## Exercise brief
Check each line of the material for "山西新区" and report how many lines have it, with nothing added.

<<<<

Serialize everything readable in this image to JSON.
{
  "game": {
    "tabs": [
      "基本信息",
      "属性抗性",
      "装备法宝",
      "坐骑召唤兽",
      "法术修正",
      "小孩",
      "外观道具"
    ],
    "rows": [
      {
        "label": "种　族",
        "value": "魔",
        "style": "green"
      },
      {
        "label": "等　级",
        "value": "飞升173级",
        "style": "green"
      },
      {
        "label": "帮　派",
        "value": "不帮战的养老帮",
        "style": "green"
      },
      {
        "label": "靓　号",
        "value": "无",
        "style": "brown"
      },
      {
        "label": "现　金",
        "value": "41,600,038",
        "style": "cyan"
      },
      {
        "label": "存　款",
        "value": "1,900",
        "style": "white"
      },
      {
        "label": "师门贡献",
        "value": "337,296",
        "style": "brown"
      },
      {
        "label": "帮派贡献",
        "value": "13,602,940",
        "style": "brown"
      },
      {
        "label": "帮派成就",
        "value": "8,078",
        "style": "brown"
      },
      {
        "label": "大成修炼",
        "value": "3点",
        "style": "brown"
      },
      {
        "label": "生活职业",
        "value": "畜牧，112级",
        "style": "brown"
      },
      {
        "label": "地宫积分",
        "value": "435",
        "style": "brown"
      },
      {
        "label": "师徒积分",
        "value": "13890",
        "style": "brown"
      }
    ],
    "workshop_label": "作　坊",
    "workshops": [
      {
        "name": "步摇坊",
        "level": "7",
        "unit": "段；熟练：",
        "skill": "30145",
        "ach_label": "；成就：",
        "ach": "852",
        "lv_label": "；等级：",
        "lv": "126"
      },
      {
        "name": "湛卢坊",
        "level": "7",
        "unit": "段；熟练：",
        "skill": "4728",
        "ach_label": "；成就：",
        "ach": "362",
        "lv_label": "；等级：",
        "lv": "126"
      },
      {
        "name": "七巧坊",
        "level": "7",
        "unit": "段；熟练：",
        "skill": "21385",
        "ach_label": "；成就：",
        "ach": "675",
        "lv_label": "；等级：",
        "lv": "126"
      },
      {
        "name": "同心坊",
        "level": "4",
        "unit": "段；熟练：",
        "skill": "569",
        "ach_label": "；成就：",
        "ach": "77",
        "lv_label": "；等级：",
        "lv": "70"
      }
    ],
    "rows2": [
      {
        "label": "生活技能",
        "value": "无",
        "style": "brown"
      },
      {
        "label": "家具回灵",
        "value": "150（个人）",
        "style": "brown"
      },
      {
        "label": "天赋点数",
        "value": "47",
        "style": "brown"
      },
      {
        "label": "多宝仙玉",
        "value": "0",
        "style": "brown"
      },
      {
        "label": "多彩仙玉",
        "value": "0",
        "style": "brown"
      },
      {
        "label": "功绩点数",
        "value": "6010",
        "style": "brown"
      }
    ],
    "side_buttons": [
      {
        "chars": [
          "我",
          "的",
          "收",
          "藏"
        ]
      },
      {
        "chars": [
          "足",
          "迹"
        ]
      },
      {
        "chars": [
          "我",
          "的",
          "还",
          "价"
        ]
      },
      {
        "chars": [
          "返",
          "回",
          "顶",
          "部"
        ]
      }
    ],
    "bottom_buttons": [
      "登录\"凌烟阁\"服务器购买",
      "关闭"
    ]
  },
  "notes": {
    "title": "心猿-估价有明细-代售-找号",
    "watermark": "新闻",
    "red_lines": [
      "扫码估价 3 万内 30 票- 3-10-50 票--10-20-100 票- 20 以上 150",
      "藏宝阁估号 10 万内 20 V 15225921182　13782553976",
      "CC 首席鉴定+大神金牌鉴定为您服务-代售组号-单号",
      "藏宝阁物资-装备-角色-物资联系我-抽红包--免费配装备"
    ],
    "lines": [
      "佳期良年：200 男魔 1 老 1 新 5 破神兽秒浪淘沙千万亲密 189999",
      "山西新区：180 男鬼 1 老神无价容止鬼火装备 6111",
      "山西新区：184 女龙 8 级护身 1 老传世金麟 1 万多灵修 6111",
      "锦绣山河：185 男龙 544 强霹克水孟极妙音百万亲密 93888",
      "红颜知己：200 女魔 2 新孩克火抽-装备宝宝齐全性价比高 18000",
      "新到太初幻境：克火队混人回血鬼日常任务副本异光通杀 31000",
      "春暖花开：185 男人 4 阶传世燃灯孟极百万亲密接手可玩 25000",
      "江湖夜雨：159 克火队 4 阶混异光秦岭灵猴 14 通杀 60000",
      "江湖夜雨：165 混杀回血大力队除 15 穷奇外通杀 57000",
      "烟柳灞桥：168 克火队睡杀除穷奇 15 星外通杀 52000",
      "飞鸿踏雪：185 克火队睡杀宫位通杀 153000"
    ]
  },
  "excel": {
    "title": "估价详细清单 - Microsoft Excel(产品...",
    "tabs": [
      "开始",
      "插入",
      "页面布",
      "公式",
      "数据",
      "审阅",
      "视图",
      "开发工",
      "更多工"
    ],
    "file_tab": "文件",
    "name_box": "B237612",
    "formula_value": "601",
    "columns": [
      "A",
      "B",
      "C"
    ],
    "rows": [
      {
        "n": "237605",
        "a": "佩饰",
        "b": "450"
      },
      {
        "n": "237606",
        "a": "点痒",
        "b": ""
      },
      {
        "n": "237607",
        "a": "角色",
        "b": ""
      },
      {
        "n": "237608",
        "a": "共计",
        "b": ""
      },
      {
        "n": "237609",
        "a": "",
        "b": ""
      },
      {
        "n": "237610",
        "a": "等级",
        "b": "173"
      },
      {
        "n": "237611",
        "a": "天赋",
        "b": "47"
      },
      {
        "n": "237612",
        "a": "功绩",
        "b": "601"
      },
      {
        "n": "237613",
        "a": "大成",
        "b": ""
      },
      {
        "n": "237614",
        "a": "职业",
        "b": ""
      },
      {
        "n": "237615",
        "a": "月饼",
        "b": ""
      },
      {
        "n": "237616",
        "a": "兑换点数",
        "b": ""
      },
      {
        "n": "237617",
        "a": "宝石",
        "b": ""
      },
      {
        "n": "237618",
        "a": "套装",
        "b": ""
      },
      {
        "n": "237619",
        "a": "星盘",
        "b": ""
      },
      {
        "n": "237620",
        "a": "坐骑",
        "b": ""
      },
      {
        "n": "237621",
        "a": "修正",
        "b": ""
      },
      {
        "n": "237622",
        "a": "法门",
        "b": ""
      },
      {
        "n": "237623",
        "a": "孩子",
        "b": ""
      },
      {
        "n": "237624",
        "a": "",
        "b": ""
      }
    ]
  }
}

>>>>

## Written solution
2